Thanks, Aubrey. I was thinking of using it on an analogue variable power supply, before the main pass transistor. Apart from being able to switch the output off electronically, you could get a ground-referenced voltage proportional to output current - very useful for measuring output current using a standard DVM module - which on a variable PSU is otherwise not easy.. Looking at the specs for your IR3314, I think it would work ok. I'll look at the others as well. Are these things expensive?
This is an incredibly complex question. What is a good price for me is really expensive for someone designing for the mass market. Before I overwax philosophical though, it seems to me you are only interested in a single unit, so I will only state the price from Digikey for the automotive version AUIR3314S is C$4.81. (C$1 is approx US$1.) Apparently it is still available in a TO220 pack, if you want ease of connection although you may struggle to find it in that format although I see Digikey have 6 at C$6.95 at the moment and Mouser have it in abundance.

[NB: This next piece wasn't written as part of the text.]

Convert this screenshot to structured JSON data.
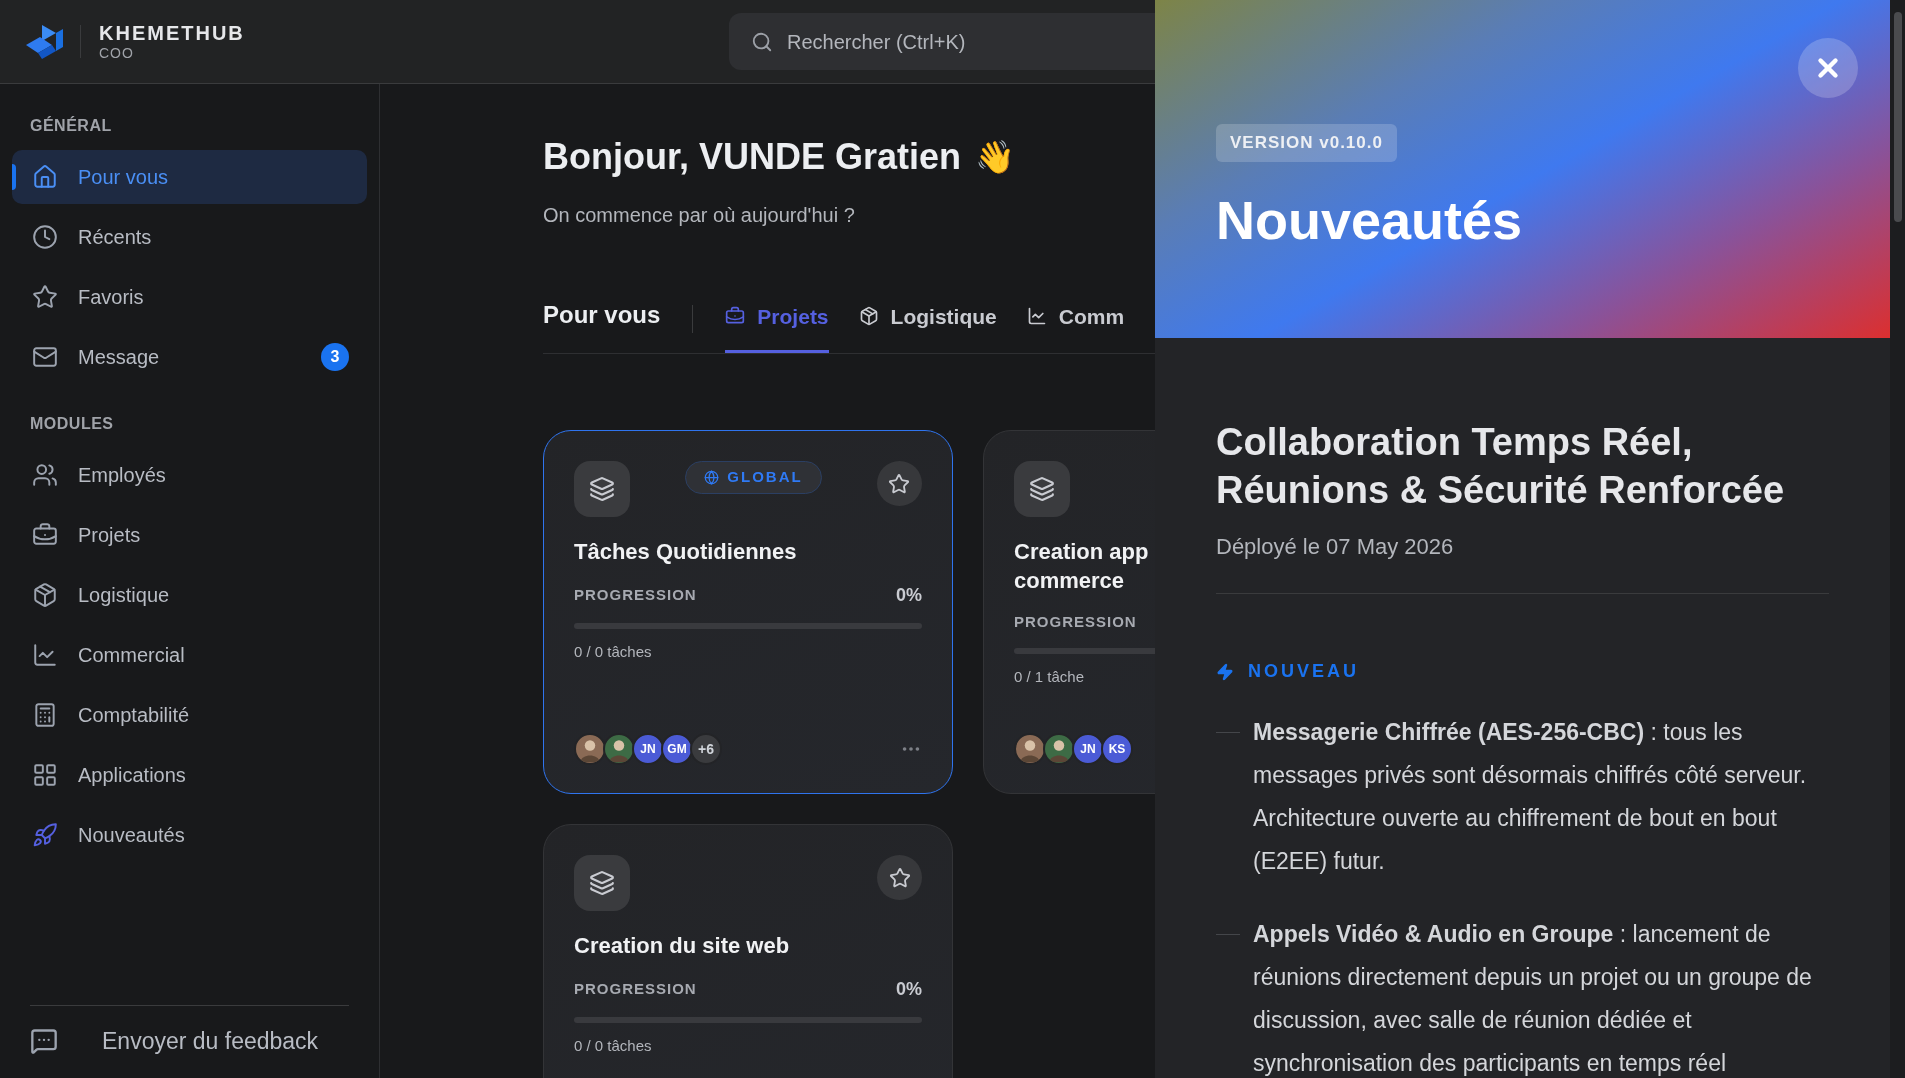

Speaking of high-side power switches with protection and diagnostic functions, have you read Infineon's ADVANCED SENSE Calibration and Benefits guide (http://tinyurl.com/ADVANCED-SENSE-1-0)?
As an aside... I happen to know that the guys who wrote this little rascal are incredibly clever and handsome and witty ... the words all appear to have been hand-picked at the crack of dawn while the morning dew is still glistening on them, and it goes without saying that the quality of the diagrams is fantastic...
the words all appear to have been hand-picked at the crack of dawn while the morning dew is still glistening on them,
These are the exact same words that I saw on an old recipe for making Rose Petal Jam. (new recipes like this, lose the magic!) I printed the manual out, shredded it and spread it on bread- but it doesn't taste anything like jam!
Seriously though- a well written document. Infineon obviously has good taste in authors.
@Aubrey, thank you for sharing information on these current sense devices. I was not aware of these devices and never used so far. But looks like I sould be able to make use of these devices in my designs. You mentioned about calibration. Do these devices require runtime calibration or one-time calibration in the factory before shipping? Without calibration does it make a huge deviation or could the tolerance be accommodated in the firmware if too much of accuracy not needed?
What are the engineering and design challenges in creating successful IoT devices? These devices are usually small, resource-constrained electronics designed to sense, collect, send, and/or interpret data. Some of the devices need to be smart enough to act upon data in real time, 24/7. Are the design challenges the same as with embedded systems, but with a little developer- and IT-skills added in? What do engineers need to know? Rick Merritt talks with two experts about the tools and best options for designing IoT devices in 2016. Specifically the guests will discuss sensors, security, and lessons from IoT deployments.